Friedman again repeats his brilliant observation that the Internets and the Tweeters made all this opposition possible. Then, hilariously, he goes on to expand his “Technological Theory of Conflict Arousal” (au revoir, McDonalds) to assert that the anti-Putin/anti-Mubarak uprisings are part of the very same phenomenon that occurred when Americans boldly rejected the Coca-Cola company’s decision to “repackage its flagship soft drink in white cans for the holidays. But an outcry of ‘blasphemy’ from consumers forced Coke to switch back from white cans to red cans in a week.” The Arab Spring comes to Coca-Cola. I’m sorry to say the whole white-can controversy slipped by me. But I take Friedman’s point. “A lot of C.E.O.’s … are finding it hard to adjust to the new power relationships with customers and employees.” Evidently, Friedman has forgotten all about the pre-Internet, pre-Twitter “New Coke” rollout of 1985, a beverage reformulation which proved to be a major dud. See, back in the day, customer “people-power” worked like this: consumers didn’t buy products they didn’t like.
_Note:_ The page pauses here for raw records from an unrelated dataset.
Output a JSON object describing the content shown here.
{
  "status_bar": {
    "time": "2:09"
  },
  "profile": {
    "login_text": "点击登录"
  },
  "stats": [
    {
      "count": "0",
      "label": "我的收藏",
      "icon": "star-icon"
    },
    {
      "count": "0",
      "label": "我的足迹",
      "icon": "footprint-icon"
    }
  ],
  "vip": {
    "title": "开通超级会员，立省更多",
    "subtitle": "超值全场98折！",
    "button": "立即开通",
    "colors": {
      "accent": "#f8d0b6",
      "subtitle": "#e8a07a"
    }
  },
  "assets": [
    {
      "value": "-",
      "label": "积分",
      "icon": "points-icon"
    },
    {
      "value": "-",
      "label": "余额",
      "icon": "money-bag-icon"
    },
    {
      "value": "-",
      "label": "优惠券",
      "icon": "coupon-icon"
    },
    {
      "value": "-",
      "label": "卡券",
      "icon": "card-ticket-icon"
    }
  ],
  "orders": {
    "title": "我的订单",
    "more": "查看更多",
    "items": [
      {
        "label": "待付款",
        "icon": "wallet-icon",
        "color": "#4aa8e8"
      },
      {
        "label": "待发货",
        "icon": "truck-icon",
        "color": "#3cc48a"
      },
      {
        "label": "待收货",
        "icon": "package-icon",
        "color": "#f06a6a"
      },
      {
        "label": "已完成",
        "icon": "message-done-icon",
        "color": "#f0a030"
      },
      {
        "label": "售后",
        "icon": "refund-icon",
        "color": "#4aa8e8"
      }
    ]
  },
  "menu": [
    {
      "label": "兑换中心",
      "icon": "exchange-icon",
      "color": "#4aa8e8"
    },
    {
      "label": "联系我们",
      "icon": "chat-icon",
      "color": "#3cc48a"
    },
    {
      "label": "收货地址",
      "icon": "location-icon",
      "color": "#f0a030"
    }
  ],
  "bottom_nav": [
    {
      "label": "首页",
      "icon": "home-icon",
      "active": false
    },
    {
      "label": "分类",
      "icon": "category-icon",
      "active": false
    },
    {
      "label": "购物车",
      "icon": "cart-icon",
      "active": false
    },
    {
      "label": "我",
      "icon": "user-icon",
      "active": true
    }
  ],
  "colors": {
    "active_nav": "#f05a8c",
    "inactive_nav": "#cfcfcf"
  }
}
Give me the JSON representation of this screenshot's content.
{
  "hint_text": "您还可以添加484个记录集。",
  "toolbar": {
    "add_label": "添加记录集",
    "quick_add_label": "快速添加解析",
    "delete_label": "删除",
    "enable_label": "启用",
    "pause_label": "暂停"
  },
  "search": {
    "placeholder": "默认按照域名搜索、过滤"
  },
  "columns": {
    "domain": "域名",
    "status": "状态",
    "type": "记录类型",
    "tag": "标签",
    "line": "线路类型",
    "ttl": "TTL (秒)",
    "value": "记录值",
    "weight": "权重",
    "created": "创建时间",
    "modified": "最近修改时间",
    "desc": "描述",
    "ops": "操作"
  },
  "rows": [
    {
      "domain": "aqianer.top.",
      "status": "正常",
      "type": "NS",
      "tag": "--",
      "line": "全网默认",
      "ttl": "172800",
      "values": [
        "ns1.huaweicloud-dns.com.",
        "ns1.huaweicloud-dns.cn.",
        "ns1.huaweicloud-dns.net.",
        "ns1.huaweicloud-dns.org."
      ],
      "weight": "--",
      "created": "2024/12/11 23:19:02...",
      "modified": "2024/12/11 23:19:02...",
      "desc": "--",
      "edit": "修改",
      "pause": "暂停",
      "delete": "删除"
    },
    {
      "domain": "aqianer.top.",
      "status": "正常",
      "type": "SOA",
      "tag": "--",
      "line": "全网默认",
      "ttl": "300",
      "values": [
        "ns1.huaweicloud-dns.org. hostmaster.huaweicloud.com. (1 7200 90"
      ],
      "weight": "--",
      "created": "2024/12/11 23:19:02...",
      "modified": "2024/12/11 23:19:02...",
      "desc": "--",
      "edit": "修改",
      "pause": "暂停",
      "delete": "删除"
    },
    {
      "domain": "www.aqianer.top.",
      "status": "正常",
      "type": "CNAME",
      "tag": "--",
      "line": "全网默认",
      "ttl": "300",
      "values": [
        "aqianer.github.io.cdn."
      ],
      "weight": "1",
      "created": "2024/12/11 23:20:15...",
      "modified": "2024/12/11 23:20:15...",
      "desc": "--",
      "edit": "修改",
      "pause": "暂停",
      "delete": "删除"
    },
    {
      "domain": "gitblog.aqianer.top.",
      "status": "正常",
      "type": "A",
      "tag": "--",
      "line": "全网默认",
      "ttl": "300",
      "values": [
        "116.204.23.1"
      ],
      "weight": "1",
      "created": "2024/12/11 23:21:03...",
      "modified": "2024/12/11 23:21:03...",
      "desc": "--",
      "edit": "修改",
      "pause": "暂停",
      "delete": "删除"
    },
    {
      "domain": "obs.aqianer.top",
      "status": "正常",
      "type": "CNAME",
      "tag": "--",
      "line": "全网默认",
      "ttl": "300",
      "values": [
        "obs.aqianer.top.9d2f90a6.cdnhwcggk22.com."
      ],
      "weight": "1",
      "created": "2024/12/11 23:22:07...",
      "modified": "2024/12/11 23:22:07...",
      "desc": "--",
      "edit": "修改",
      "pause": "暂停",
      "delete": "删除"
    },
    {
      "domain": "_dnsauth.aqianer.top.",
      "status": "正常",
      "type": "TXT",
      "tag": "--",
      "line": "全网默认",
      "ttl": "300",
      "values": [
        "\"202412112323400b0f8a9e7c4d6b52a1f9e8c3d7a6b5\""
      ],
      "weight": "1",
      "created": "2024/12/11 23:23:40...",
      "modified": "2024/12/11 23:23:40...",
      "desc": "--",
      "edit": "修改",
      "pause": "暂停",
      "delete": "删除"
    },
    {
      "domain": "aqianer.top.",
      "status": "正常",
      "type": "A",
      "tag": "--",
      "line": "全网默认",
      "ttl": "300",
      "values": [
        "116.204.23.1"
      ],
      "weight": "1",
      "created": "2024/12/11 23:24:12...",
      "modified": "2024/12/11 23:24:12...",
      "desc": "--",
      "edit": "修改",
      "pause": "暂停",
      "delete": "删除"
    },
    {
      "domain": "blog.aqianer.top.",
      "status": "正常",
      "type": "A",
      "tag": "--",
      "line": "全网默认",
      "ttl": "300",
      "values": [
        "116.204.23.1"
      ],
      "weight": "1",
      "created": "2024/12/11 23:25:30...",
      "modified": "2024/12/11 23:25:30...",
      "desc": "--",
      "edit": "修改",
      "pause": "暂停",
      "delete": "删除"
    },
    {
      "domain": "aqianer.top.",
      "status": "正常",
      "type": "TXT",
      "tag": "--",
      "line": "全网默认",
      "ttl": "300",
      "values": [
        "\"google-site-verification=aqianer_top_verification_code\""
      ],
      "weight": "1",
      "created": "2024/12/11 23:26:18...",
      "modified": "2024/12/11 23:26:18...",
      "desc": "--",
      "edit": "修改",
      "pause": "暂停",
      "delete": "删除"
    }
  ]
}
The most stunning aspect of Friedman’s latest column is his simplistic view of, well, everything. To compare repressive, undemocratic regimes to corporate failure to fully market-test product changes seems ridiculous on its face. To attribute anti-government protests to technological advances is to forget most of human history. And to lump significant political revolutions in with consumer rejections of Netflix, Bank of America and Coca-Cola corporate decisions, as Friedman does, is an abhorrent way of diminishing the bravery of real protesters who risk their lives to face off tyrants.
Marie Burns blogs at RealityChex.com and until recently was a popular commenter on New York Times op-ed columns.